With the exception of the occasional off-year, the Philadelphia Flyers have always been one of the NHL's more successful franchises since their inception 43 years ago. The club's .576 all-time winning percentage, second only to the Montreal Canadiens, is pure evidence of that.
Despite the team's regular season success, however, the team has only won two Stanley Cups and none since 1975. Although the team has made seven Cup Final appearances since then, there has always been something missing.
What that "something" has been is hard to put a finger on, especially since the Flyers and their owner/chairman Ed Snider have always tried their hardest to field—or is it ice?—a highly competitive team.
Therein lies the problem.
For too long, especially in the late 90s and earlier 2000s, the Flyers' attempts at winning the Stanley Cup have resulted in them acquiring other team's underachieving first-round picks—a tradition that more successfully continues today—as well as big name players well past their prime.
Until the Flyers' recent run of success, there were too many Jeremy Roenicks, Alexandre Daigles, Tony Amontes, Pat Falloons, and Peter Forsbergs, and not enough Claude Girouxs and Jeff Carters.
This method of building teams always resulted in the Flyers dominating the regular season but failing in the postseason at the hands of a team that was younger, quicker, and cagier (see: New Jersey Devils, Florida Panthers, Buffalo Sabres, Ottawa Senators).
The Flyers' rise to the top of the NHL as, many say, the league's deepest team is a by-product of drafting quality players, staying patient with those players, and making shrewd, yet prudent trades.
No longer do you see the Flyers trade away promising young players like Patrick Sharp or Justin Williams, who both went on to win Stanley Cups with their respective organizations.
Likewise, 10 years ago, you might have seen the Flyers sign a player like today's version of Mike Modano, a future Hall of Famer but also a 40-year-old has been.
While I believe that Flyers' GM Paul Holmgren understands this better than former GM Bobby Clarke did, I also believe that this new organizational philosophy was precipitated by the NHL's implementation of the salary cap.
Clarke never caught on. Holmgren did.
Instead of trying to build a team around a superstar, or a line of superstars, and instead of trying to assemble the best lineup of future Hall of Famers past their prime, what Holmgren—along with the help of head coach Peter Laviolette—has done is create an army of young, speedy, and skilled players.
In the mid-to-late 90s, if the Legion of Doom (Eric Lindros, John LeClair, Mikael Renberg) was shut down, the Flyers were shut down.

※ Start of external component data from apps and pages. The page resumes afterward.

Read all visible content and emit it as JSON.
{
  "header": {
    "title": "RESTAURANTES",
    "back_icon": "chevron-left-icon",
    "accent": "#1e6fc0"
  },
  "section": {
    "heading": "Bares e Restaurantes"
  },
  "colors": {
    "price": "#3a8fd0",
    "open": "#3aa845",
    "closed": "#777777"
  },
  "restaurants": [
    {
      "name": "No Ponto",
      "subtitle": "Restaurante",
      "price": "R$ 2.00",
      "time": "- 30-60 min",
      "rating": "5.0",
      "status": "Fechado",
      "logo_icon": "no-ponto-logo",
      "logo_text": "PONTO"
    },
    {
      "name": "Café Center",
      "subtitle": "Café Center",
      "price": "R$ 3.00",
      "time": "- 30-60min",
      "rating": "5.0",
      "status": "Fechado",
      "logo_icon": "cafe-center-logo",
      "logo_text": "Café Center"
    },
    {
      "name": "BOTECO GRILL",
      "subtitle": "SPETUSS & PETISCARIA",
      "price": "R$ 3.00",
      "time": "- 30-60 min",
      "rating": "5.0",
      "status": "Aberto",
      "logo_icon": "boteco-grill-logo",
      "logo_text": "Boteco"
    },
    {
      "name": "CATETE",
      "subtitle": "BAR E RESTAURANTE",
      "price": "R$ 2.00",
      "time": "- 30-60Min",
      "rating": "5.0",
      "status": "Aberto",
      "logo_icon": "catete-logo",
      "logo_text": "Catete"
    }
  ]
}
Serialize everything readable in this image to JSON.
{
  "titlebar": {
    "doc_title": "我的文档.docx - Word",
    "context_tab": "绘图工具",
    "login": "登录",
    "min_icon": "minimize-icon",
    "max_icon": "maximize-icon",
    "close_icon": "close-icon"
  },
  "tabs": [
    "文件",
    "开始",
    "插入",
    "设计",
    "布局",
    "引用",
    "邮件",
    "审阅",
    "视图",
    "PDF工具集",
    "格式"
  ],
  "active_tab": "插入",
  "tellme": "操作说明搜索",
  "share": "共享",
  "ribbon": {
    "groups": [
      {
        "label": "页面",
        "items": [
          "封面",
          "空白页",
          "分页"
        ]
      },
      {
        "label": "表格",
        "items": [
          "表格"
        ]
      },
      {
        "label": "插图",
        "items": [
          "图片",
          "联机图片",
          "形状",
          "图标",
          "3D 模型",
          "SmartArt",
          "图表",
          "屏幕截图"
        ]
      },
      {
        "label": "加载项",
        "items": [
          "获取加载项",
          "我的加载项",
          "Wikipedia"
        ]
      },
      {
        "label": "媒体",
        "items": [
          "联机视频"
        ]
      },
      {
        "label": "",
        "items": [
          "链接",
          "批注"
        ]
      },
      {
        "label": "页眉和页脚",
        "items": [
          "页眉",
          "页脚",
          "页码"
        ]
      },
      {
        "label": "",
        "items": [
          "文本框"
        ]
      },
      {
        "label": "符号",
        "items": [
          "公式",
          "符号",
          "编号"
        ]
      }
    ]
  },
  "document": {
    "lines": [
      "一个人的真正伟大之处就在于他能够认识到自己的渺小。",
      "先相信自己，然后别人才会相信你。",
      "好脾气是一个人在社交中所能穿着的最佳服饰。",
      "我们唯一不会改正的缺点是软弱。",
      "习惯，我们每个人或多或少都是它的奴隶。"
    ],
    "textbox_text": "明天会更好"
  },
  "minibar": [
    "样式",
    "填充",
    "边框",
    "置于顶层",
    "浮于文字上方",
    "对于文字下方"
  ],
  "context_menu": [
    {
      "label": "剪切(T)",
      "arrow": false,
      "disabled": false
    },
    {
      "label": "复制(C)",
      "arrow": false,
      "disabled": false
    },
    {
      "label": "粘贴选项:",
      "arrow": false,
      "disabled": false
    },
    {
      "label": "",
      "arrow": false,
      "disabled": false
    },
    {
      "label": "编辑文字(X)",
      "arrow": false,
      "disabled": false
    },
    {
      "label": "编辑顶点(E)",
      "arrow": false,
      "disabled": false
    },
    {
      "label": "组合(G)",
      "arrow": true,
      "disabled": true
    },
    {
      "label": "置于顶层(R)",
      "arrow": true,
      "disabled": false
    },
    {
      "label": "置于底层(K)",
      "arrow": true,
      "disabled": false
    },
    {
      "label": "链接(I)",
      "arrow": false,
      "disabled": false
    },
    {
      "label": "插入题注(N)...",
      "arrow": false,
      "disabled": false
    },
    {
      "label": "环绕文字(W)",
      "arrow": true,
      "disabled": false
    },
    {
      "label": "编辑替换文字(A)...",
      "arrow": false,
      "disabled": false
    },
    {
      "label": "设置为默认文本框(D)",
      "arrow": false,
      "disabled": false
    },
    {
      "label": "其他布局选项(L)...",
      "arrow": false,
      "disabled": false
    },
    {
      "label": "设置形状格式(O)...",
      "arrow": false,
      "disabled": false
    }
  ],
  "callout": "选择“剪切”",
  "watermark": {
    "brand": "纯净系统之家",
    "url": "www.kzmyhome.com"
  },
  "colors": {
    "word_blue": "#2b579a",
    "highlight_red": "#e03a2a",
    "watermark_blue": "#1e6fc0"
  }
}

Now, if you shut down the Flyers' top line—wait, which is the Flyers' top line?
That is the problem opposing teams face when battling this squad.
One could argue that had there been no cap implemented, Holmgren would have eventually caught on.
That may be true but, if you're the Flyers, a team that came so close to winning the NHL's ultimate prize so many times, would you really have the motivation to drastically change the philosophy of the entire organization?
Instead, it took a season like the dreadful 2006-07 season to finally spur a change.
As it was alluded to earlier, the Flyers still are not averse to trading for other teams' underachieving first-round picks. At the beginning of this franchise's turnaround, however, it was necessary.
If Holmgren was truly trying to put together a young, speedy, balanced team, than trades for players like Scottie Upshall and Ryan Parent and Braydon Coburn were necessary.
The difference this time around is that the Daigles and Falloons of the 90's and 00's were expected to be the final pieces of those respective puzzles. The Upshalls, Parents, Coburns, Meszaros's, and Carles were only expected to be role players for an eventual contender.
Ironically, the NHL's cap has giveth and it has taketh from the Flyers.
The constraints of the cap forced the Flyers to trade away Upshall, who was popular with both fans and teammates, for Dan Carcillo, a player about whom Flyers fans have still not collectively made up their minds.
On the flip side, Detroit's cap issues basically shipped Ville Leino, who could end up being the Flyers' steal of the decade, to the Fly Guys for a bag of pucks—otherwise known as Ole-Kristian Tollefsen.
When necessary, however, the Flyers have not been afraid to open up their wallets, signing long-term, big money agreements with their homegrown talent—Mike Richards and Carter—as well as other team's top players—Danny Briere and Chris Pronger.
What has been truly different about those signings, as opposed to the ones the Flyers made in the past, is that Briere and Pronger supplement a young team while possessing skill that is still in its prime, in addition to veteran presence, and proven success in the postseason.
Goaltending, of course, continues to be the overriding "yeah, but" with the Flyers.
Astonishingly, instead of scrambling to find a steady goalie, as they've been known to do annually, the Flyers have an embarrassment of riches—Three goaltenders who have shown that they can be successful enough to lead the team to many victories.
There are only two reasons the Flyers find themselves in that position—the work of goaltending coach Jeff Reese, and the salary cap.
The old Flyers would surely have signed an older, overpriced goalie this past off-season—see, Evgeni Nabokov and Marty Turco. Instead, the Flyers followed the Chicago Blackhawks' formula of riding out the hot goalie and stuck with the duo of Michael Leighton and Brian Boucher while seeing promise in Calder Trophy candidate Sergei Bobrovsky.
Certainly, an enormous amount of credit must go to Holmgren, Laviolette, Reese and the Flyers' scouting staff for the club's current fortunes.
Along the same vein, an equal amount of credit must go to the NHL's salary cap for turning one of the NHL's biggest spenders into one of its wisest spenders.